One example of a job experience often removed is shift supervisor at fast food restaurants. Candidates assume that the hiring manager will discount their experience in less prestigious companies, or in positions of perceived low status by the general society. This mutilation of the resume ignores something very significant – core competencies. According to the HR leader, holding a position such as shift supervisor when a candidate is perhaps in his/her early 20’s is important simply because of the leadership competencies gained from such an experience. Many shift supervisors are placed in a position of leading their themselves, leading others and leading the organization; these are not an easy tasks!
You may weave these core competency concepts into your cover letter, resume, LinkedIn profile, interview preparation and networking conversations. Even if you’re not currently a job-seeker, quite often the rubric used in performance evaluation is based on this concept.
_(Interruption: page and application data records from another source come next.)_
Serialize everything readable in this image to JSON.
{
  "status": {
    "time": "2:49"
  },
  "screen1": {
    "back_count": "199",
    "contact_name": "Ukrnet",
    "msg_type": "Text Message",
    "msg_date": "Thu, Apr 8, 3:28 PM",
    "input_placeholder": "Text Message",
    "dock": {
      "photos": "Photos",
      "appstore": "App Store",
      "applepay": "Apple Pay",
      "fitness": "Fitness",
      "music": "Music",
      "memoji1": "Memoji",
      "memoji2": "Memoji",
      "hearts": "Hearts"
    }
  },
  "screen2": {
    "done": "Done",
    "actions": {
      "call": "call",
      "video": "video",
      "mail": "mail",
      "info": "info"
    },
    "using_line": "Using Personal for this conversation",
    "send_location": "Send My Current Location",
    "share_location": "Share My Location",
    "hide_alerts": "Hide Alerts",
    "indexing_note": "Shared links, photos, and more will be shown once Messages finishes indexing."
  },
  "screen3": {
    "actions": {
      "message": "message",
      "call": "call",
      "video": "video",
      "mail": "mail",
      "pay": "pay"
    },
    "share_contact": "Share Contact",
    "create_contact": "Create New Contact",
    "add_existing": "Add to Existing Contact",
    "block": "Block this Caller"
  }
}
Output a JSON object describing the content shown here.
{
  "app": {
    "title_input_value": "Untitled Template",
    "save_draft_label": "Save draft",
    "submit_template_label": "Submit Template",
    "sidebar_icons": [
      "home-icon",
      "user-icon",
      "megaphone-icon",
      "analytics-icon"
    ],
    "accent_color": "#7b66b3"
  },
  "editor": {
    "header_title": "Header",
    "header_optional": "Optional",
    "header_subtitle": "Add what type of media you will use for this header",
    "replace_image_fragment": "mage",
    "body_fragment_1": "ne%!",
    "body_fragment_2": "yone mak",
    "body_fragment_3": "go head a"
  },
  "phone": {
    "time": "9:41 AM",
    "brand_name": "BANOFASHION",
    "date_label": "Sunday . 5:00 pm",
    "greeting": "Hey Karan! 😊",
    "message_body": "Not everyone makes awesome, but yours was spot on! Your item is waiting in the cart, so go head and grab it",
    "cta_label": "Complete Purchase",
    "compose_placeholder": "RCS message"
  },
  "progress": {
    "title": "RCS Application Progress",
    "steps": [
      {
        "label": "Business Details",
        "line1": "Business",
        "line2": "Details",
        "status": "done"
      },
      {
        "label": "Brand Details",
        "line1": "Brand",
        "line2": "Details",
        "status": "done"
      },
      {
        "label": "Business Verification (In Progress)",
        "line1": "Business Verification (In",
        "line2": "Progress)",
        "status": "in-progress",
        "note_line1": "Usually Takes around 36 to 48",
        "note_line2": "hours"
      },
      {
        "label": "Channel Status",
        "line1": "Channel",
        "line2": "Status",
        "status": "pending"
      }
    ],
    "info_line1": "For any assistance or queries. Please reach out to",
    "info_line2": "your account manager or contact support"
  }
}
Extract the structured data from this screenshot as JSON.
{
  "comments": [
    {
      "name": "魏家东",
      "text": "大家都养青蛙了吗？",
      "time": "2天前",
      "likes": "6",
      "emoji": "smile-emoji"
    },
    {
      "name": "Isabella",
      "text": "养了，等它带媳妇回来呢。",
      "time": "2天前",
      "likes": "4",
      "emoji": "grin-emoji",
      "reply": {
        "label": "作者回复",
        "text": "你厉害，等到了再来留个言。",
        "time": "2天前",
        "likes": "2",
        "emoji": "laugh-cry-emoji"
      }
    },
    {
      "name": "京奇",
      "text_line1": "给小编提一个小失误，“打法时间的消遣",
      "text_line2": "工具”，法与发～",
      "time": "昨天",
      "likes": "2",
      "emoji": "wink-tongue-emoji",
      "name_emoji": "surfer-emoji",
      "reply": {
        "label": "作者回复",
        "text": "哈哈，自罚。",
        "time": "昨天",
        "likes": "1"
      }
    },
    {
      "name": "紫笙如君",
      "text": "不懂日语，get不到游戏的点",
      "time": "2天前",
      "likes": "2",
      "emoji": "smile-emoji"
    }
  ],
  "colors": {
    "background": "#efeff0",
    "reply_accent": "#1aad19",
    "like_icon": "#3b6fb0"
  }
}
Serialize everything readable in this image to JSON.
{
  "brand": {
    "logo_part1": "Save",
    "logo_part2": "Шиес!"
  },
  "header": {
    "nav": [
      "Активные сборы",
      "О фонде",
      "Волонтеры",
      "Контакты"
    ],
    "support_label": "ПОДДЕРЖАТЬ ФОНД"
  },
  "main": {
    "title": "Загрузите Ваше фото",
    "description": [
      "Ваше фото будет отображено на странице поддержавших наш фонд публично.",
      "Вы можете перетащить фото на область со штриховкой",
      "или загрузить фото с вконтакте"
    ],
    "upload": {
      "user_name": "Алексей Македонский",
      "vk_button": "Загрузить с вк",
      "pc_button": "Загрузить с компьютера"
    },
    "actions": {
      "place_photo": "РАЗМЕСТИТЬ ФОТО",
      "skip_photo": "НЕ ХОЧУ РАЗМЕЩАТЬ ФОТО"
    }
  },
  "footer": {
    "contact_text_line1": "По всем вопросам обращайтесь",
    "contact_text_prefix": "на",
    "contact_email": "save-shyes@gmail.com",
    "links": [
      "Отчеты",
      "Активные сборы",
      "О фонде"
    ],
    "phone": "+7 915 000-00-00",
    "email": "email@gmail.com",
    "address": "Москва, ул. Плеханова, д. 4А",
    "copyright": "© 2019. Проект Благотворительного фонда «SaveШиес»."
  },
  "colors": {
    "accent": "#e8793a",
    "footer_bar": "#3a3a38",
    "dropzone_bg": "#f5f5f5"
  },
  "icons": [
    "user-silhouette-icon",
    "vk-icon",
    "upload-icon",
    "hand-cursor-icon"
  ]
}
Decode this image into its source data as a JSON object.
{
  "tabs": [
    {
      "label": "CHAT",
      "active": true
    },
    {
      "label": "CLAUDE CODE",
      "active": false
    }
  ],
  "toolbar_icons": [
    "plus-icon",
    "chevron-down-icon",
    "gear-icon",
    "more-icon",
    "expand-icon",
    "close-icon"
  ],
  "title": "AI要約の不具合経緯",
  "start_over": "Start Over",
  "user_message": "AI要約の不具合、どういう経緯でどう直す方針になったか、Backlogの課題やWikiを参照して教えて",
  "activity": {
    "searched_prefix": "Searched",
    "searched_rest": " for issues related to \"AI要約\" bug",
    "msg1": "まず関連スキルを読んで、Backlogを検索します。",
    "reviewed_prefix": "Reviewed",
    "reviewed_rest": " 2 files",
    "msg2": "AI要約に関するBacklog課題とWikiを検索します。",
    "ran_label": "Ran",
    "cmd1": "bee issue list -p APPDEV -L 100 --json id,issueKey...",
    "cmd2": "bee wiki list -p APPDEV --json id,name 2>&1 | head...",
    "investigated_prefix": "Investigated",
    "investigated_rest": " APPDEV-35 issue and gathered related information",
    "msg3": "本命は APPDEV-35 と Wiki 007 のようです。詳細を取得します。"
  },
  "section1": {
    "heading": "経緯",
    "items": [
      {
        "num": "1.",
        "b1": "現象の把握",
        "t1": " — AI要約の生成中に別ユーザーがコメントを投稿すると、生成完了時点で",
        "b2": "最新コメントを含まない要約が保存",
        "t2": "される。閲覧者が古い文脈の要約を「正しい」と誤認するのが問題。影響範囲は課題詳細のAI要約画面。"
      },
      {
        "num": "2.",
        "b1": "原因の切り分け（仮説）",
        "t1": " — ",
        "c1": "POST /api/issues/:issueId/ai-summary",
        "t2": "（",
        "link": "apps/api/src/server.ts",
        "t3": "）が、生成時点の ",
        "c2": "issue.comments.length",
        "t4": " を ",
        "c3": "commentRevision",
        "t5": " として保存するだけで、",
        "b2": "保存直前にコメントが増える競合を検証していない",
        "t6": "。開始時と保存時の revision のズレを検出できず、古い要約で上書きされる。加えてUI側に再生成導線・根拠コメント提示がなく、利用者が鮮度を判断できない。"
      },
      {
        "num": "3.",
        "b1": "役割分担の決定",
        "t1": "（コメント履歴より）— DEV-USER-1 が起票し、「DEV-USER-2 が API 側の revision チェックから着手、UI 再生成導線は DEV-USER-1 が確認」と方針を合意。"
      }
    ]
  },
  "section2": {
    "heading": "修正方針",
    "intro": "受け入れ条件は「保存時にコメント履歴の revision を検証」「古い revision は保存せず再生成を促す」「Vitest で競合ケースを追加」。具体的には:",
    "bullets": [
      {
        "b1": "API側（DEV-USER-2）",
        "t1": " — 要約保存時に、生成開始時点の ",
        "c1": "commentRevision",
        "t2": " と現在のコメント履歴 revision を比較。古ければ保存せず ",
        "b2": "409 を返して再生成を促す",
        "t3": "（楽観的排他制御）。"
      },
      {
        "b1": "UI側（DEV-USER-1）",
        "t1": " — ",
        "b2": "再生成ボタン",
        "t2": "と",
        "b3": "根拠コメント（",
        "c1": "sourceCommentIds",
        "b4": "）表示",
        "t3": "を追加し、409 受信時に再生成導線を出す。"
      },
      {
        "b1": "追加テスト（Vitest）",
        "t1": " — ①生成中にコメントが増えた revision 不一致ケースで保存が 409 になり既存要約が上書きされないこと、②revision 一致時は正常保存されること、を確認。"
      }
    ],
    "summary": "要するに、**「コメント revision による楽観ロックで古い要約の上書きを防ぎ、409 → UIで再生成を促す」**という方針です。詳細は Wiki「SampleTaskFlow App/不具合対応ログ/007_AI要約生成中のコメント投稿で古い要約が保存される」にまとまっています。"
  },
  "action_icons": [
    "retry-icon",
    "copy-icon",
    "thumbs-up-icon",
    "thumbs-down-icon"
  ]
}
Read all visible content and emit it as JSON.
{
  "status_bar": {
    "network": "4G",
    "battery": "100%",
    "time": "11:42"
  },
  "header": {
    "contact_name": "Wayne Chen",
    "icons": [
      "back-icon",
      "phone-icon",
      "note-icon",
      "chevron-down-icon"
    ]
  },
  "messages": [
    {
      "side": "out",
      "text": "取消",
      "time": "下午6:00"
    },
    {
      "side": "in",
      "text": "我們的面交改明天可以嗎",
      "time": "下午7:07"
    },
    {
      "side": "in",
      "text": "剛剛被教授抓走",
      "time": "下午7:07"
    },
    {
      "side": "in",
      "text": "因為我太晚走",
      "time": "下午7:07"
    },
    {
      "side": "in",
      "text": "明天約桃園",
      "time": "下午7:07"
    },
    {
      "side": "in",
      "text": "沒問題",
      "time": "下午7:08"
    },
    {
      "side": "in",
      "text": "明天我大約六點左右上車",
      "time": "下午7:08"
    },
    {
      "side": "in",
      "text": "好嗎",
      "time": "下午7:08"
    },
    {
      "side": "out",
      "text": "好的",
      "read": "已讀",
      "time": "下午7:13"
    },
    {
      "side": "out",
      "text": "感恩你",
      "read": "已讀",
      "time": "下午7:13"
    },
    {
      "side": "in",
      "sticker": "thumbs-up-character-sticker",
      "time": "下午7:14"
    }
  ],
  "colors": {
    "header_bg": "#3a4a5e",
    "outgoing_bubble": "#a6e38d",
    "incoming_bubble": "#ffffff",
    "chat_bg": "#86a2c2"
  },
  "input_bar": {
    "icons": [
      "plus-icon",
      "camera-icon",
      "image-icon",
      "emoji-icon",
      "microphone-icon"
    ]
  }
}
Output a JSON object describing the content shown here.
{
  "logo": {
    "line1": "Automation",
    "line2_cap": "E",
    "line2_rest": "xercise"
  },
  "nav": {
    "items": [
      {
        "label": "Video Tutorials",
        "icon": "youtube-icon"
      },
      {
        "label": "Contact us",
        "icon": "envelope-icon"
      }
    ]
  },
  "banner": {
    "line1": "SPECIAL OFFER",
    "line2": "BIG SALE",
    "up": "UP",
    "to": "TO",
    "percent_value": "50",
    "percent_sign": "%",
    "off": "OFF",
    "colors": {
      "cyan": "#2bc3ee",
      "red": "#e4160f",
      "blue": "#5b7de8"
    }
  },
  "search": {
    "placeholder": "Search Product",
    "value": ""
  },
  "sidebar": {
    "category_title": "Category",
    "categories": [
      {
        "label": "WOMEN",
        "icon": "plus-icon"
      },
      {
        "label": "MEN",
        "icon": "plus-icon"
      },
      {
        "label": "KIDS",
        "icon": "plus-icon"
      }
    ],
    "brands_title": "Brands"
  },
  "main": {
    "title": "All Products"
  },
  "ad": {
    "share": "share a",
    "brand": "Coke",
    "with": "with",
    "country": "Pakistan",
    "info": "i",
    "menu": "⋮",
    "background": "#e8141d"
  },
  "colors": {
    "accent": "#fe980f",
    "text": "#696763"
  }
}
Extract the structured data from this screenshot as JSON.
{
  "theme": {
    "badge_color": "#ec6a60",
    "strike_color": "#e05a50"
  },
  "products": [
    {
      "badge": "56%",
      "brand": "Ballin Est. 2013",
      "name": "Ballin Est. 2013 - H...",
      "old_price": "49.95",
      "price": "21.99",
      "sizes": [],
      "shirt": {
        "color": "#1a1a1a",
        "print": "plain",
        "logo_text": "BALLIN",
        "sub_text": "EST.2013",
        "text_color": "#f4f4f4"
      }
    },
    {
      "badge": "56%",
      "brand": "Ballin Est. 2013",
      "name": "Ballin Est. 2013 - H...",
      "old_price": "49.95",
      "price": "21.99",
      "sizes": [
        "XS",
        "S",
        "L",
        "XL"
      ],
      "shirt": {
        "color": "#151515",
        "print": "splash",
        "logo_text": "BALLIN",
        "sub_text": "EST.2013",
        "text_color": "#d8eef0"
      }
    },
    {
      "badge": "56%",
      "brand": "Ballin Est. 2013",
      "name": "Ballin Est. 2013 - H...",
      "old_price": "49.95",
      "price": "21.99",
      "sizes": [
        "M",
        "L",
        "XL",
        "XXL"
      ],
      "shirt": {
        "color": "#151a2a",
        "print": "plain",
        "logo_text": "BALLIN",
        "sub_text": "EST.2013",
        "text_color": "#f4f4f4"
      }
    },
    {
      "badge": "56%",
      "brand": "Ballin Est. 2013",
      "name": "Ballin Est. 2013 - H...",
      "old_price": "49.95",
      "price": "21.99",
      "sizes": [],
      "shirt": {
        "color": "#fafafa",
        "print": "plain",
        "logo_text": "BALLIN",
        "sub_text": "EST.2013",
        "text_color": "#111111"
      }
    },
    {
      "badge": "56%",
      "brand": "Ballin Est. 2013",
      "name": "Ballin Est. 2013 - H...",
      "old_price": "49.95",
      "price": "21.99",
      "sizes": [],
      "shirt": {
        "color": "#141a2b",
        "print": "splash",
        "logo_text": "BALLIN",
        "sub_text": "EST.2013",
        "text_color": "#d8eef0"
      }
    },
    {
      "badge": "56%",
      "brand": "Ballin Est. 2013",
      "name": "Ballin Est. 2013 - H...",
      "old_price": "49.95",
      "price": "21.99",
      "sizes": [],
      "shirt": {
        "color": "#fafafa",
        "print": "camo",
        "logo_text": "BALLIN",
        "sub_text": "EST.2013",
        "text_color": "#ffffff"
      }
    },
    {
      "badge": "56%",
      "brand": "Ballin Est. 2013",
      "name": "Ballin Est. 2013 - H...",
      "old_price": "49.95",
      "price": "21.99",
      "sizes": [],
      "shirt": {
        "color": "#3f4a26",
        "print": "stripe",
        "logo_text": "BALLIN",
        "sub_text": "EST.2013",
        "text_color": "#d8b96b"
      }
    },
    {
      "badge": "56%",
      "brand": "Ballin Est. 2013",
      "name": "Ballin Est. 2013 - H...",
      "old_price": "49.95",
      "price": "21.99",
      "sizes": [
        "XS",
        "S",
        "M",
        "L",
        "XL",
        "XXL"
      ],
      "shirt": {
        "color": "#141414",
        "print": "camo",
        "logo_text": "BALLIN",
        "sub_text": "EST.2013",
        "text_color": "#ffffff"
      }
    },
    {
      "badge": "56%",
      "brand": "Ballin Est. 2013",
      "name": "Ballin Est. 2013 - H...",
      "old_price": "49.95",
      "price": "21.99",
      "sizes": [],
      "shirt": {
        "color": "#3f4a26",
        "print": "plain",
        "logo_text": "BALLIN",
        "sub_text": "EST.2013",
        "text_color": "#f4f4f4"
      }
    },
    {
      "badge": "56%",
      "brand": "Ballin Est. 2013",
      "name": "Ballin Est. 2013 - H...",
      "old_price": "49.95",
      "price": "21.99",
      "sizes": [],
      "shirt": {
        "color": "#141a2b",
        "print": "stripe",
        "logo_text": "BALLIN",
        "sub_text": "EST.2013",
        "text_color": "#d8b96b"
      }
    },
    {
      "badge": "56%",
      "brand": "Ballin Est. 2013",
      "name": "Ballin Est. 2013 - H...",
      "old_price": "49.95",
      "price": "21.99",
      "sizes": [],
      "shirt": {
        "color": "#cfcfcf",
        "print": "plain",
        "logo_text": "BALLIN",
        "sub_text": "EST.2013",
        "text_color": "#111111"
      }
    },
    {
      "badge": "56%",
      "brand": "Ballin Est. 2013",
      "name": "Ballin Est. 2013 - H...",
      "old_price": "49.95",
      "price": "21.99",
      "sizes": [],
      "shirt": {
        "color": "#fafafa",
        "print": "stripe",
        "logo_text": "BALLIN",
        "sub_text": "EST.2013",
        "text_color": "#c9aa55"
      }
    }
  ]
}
“It’s not like he’s valuable anyway”, scoffed the Creative Manager, speaking in reference to her assistant. I was not entirely surprised to hear her remark, but I observed the assistant in question, whose body language of late, seemed dejected. I thought, perhaps he was not happy in his experience thus far. The scalding comment I overheard was the end of a conversation between the Creative Manager and another manager, where one was informing the other of an incident that occurred earlier in the day, in which the assistant was unwilling to complete an assigned task.
I can recall interviewing the young gentleman for his position. His resume read well. He attended a well respected university and is affiliated with a notable fraternity. He appeared to be a good candidate with a positive attitude, relevant experience and education as well as strong interest in the field. He seemed to both my supervisor and the Creative Manager to the better of the final two candidates; he appeared more enthusiastic, knowledgeable of the industry and market than was the other. We opined that he was genuinely interested in the position and had much to offer an iconic fashion company, but he simply was a bad fit.
Interviews, therefore may be a poor predictor of work performance. There are a few common biases to which interviewers may fall victim. They are the first impression, the halo or horns effect as well as personal bias. The first impression is an instant judgement which is usually based on appearance and mannerisms. While first impression will likely continue to be considered in an interview setting, a hiring decision should not be made solely based on criteria other than bona fide occupational qualifications. The halo and horn effects [respectively] occur when the interviewer forms an overall positive opinion or overall negative opinion, based on one attribute. In the case at the iconic fashion company, it is possible that one or more interviewer biases may have colored our opinions of the gentleman, as he came to the interview well mannered, finely dressed and articulated himself clearly.
I was recently interviewed by a well reputed US multinational company and was asked a question that gave me pause for thought: “How has your professional experience outside of the US influenced the way you communicate within US organizations?” My resume does not reflect any professional experience outside of the US.
Had the interviewer made an assumption based on the intonation of my speech?
Was she ‘fishing’ for information about my ethnicity, naturalization or nationality?
Most importantly, was her question indicative of a personal bias?
I recently came across the Implicit Association Test (IAT), administered by Harvard University, which measures attitudes and beliefs that people may be unwilling or unable to report. (Project Implicit, 20011) If you take this test, you may be surprised about your own implicit attitudes.
All considered, interviews may be vulnerable to more threats of bias than other selection methods. What do you consider to be the most effective means for ensuring person-job-environment fit?